■ STORED DATA

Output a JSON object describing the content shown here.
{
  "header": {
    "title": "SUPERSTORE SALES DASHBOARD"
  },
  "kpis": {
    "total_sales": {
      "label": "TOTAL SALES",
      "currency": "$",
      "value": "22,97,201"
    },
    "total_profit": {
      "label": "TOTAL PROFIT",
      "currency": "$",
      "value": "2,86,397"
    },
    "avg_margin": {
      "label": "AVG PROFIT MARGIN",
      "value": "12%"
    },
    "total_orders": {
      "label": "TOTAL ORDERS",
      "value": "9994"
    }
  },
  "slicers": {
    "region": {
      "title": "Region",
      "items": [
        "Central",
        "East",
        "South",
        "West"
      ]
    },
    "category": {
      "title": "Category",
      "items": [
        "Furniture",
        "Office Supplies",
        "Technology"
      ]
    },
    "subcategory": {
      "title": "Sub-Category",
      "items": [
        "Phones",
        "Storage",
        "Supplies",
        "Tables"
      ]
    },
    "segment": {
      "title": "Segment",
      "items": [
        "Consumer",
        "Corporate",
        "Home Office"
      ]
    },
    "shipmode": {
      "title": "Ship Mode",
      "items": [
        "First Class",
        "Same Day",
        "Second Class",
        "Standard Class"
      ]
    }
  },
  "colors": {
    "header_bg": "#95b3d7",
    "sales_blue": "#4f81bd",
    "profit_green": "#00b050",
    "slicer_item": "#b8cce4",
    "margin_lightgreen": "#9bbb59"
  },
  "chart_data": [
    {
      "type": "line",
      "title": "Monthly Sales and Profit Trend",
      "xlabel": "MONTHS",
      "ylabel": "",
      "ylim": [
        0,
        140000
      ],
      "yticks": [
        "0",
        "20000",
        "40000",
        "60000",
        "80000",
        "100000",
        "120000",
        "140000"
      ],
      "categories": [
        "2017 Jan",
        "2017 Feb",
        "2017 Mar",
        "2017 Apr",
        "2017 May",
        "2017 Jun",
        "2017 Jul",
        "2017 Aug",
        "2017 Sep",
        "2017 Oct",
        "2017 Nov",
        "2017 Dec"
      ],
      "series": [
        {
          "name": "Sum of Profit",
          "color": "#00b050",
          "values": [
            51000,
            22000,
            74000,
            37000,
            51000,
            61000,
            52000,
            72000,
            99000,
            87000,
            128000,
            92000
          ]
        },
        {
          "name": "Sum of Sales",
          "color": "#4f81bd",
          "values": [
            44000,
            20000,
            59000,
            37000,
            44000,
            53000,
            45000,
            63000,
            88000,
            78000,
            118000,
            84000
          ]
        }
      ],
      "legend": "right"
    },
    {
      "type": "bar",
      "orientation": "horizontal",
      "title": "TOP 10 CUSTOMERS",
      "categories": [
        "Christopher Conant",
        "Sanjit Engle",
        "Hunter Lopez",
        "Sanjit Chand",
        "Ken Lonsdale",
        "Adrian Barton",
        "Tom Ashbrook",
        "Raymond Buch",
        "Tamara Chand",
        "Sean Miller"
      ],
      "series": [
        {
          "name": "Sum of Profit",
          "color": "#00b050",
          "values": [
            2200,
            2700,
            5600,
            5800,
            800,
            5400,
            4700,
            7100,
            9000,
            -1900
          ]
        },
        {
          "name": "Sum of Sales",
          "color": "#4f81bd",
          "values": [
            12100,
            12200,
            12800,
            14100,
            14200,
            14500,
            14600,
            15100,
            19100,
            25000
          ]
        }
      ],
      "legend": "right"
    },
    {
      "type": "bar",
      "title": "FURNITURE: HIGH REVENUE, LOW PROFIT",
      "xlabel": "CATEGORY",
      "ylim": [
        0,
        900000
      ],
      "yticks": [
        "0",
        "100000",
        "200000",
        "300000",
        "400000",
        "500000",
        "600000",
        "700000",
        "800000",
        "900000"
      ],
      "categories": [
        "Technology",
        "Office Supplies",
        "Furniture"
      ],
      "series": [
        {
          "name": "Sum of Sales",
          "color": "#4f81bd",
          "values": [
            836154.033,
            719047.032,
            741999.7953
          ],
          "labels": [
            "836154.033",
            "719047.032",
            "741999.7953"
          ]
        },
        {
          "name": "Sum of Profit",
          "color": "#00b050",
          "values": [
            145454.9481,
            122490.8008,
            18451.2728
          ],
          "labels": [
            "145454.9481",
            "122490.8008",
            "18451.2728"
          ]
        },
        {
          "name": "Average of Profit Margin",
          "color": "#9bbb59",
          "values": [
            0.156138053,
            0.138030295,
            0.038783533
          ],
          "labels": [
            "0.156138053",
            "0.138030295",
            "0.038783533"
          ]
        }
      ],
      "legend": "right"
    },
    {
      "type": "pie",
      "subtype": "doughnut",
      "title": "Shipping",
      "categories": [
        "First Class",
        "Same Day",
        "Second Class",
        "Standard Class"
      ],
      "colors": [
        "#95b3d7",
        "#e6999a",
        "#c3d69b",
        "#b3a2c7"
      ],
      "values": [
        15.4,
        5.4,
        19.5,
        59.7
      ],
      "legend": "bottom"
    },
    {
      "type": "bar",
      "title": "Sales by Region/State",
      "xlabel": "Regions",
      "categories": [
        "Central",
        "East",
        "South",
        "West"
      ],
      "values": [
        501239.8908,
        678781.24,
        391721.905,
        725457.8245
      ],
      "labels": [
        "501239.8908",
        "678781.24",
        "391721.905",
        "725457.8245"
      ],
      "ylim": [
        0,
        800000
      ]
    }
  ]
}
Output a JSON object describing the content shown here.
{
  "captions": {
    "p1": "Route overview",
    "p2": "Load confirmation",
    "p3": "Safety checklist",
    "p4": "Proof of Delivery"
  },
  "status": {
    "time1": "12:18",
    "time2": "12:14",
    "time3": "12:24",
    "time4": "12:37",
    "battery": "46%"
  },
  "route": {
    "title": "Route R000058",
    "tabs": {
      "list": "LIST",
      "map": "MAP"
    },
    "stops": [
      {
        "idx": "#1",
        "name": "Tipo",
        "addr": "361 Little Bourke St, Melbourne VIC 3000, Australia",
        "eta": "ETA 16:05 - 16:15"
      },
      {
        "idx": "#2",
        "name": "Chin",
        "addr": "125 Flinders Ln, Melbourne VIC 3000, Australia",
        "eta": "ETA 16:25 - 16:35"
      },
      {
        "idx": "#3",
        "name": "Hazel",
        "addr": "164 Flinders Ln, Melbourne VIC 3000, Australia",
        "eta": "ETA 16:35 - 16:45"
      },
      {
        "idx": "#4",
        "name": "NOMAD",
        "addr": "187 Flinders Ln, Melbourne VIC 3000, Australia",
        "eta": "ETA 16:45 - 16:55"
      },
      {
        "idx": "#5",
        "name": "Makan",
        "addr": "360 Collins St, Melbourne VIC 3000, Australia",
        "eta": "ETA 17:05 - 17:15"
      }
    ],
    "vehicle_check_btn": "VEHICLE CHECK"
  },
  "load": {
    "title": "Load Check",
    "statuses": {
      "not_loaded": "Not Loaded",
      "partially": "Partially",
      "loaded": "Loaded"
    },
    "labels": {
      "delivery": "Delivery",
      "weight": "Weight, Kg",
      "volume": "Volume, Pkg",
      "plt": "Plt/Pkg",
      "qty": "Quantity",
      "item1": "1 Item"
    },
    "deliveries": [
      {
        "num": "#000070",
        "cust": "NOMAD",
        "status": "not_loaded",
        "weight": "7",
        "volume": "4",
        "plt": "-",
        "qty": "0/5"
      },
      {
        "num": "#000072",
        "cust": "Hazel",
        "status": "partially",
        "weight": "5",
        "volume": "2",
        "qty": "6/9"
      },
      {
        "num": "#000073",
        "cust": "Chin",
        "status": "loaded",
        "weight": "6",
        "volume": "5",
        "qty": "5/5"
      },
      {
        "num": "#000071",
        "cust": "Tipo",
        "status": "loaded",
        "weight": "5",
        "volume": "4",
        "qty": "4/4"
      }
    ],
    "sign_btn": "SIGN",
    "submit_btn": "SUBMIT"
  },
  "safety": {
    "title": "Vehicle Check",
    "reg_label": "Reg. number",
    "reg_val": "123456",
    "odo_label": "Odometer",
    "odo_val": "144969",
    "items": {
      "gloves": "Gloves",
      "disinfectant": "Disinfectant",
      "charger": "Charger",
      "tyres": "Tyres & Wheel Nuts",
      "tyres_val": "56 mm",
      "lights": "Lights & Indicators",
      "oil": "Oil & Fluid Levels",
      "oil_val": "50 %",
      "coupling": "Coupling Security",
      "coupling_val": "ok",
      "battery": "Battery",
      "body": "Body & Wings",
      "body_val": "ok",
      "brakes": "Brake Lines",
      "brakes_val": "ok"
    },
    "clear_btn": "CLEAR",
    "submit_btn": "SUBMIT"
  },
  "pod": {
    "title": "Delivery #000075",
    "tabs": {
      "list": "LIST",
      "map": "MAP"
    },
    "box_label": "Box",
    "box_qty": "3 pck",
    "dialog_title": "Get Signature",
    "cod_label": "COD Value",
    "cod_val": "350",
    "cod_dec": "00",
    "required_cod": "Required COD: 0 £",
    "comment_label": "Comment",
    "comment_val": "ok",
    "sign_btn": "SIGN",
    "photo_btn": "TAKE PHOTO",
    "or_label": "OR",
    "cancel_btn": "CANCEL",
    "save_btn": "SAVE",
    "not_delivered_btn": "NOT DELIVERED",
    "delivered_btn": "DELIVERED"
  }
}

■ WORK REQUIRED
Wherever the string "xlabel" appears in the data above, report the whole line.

■ SOLUTION TO THIS PROBLEM
      "xlabel": "MONTHS",
      "xlabel": "CATEGORY",
      "xlabel": "Regions",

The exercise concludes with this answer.